- Strike early – There’s no point in making a bully offer the night before ‘offer night’. You want to make that offer within a few days (or hours) of the property being listed for sale, before the Sellers start feeling too confident.
- Make the offer unconditional – meaning you’ve taken care of getting your financing in order and you’ve satisfied yourself with a home inspection before you actually make the offer. The goal is to give the Seller comfort that you can’t (and won’t) change your mind.
- Offer a price that will tempt to take your offer vs. waiting for offer night and a bidding war. Bully offers aren’t successful unless they really WOW the Seller. It’s not unusual in Toronto to see bully offers that are $100K+ more than the asking price (and often higher than what the comparable sales suggest is the market value of the home.) The key is convincing the Seller that they won’t get this price on offer night.
- Make the closing date amenable to the Seller – as well as any inclusions/exclusions. Basically: you want to seem like the easiest most agreeable Buyer ever. Now is not the time to ask them to throw in the big screen TV.
- Give the Seller a short time period to take it or leave it (that’s called the irrevocable period). If you make a bully offer and give the Seller hours or days to drum up competing offers, the strategy won’t work. Strong bully offers usually expire in a few hours to put pressure on the Seller.
- Don’t get cocky. If your offer isn’t great, you might just be encouraging other good offers to the compete with you and you’ll lose the house. If you can’t go big, it might be best to wait until ‘offer night’ and hope that the competition isn’t too big.
- Work with an agent who is experienced with bully offers.
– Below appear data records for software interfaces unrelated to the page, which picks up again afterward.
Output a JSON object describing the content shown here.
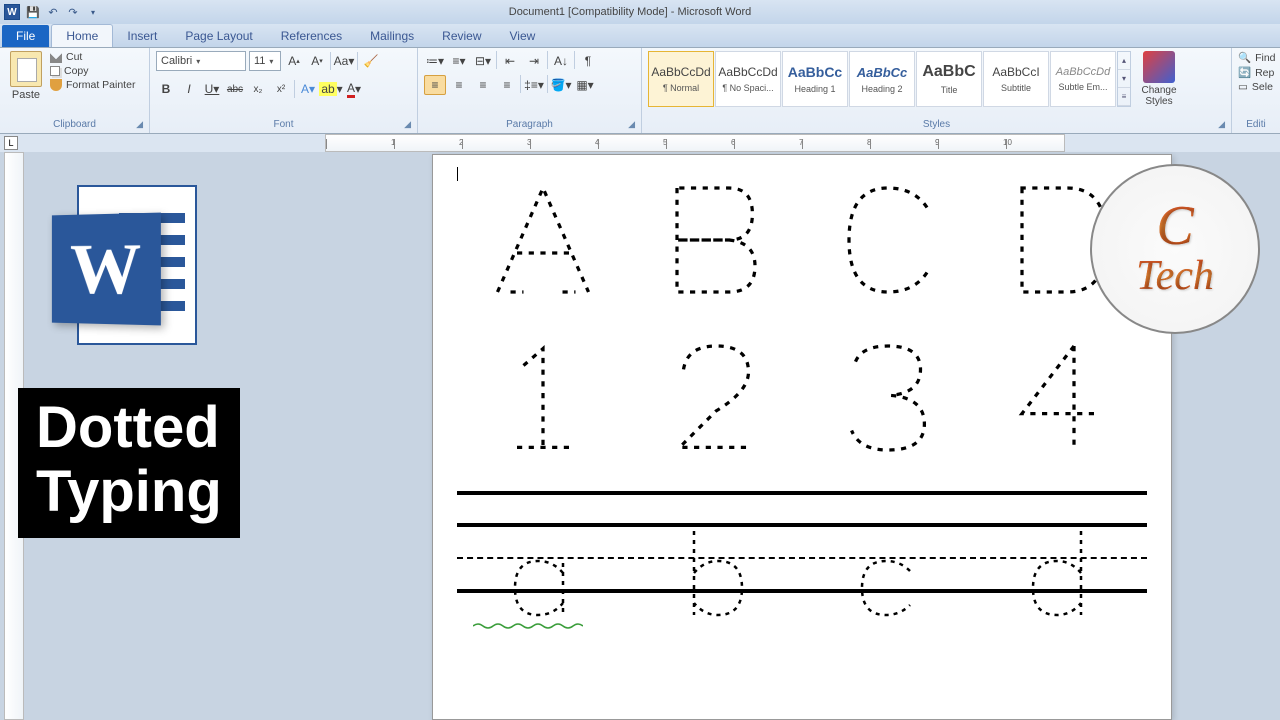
{
  "titlebar": {
    "title": "Document1 [Compatibility Mode] - Microsoft Word"
  },
  "tabs": {
    "file": "File",
    "items": [
      "Home",
      "Insert",
      "Page Layout",
      "References",
      "Mailings",
      "Review",
      "View"
    ],
    "active": "Home"
  },
  "clipboard": {
    "paste": "Paste",
    "cut": "Cut",
    "copy": "Copy",
    "format_painter": "Format Painter",
    "label": "Clipboard"
  },
  "font": {
    "name": "Calibri",
    "size": "11",
    "label": "Font"
  },
  "paragraph": {
    "label": "Paragraph"
  },
  "styles": {
    "items": [
      {
        "preview": "AaBbCcDd",
        "name": "¶ Normal",
        "selected": true,
        "pstyle": "font-size:12px;"
      },
      {
        "preview": "AaBbCcDd",
        "name": "¶ No Spaci...",
        "pstyle": "font-size:12px;"
      },
      {
        "preview": "AaBbCc",
        "name": "Heading 1",
        "pstyle": "font-size:14px;font-weight:bold;color:#355e9c;"
      },
      {
        "preview": "AaBbCc",
        "name": "Heading 2",
        "pstyle": "font-size:13px;font-weight:bold;font-style:italic;color:#355e9c;"
      },
      {
        "preview": "AaBbC",
        "name": "Title",
        "pstyle": "font-size:16px;font-weight:bold;"
      },
      {
        "preview": "AaBbCcI",
        "name": "Subtitle",
        "pstyle": "font-size:12px;"
      },
      {
        "preview": "AaBbCcDd",
        "name": "Subtle Em...",
        "pstyle": "font-size:11px;font-style:italic;color:#888;"
      }
    ],
    "change": "Change Styles",
    "label": "Styles"
  },
  "editing": {
    "find": "Find",
    "replace": "Rep",
    "select": "Sele",
    "label": "Editi"
  },
  "document": {
    "row1": [
      "A",
      "B",
      "C",
      "D"
    ],
    "row2": [
      "1",
      "2",
      "3",
      "4"
    ],
    "row3": [
      "a",
      "b",
      "c",
      "d"
    ]
  },
  "overlays": {
    "word_logo_letter": "W",
    "dotted_text_l1": "Dotted",
    "dotted_text_l2": "Typing",
    "ctech_l1": "C",
    "ctech_l2": "Tech"
  }
}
This is an advanced negotiating tactic and requires your agent to have a strong relationship with the agent who represents the Seller, and experience in knowing how to make it work for you.
- Accept that you might be overpaying for the house. In a bully offer, you’re essentially competing and bidding against yourself because you think the property will get multiple high offers on offer night. Recognize that it’s possible that nobody would have shown up on offer night and that you may have gotten the house for less money.
- Bully offers are about the certainty of getting the house – not about getting a good deal on it. Only make a bully offer when you’re really in ❤️.
- Convenience may also be a reason for Sellers to accept a bully offer too. For some Sellers, it’s not just about money. They may have kids or sick relatives living in the house and don’t want to deal with showings for a week, or they may just not want the worry and uncertainty of waiting until offer night.
We always counsel our Seller clients who are trying to get multiple offers (ie bidding wars) to resist the urge to look at offers until the magic Offer Date. We know that Bullies are trying to circumvent the process and are hoping to get the house for less money than they might in a bidding war. In almost all cases, if a Buyer is ready to make an offer today, they’ll be there next week on the magic Offer Date. What’s good for the Bully is rarely good for the Seller.
In some cases, it makes sense for Sellers to consider or accept a bully offer: lifestyle reasons, slower-than-expected showings, a neighbour listing their similar home for sale at the same time, etc.
If you decide to consider a bully offer, you’ll want to make sure it:
- Doesn’t have any conditions (financing/home inspection/status certificate)
- Is at a price that’s worth circumventing your pricing strategy
- Has a closing date that works for you
An experienced REALTOR can guide you through the process and ensure you don’t leave any money on the table.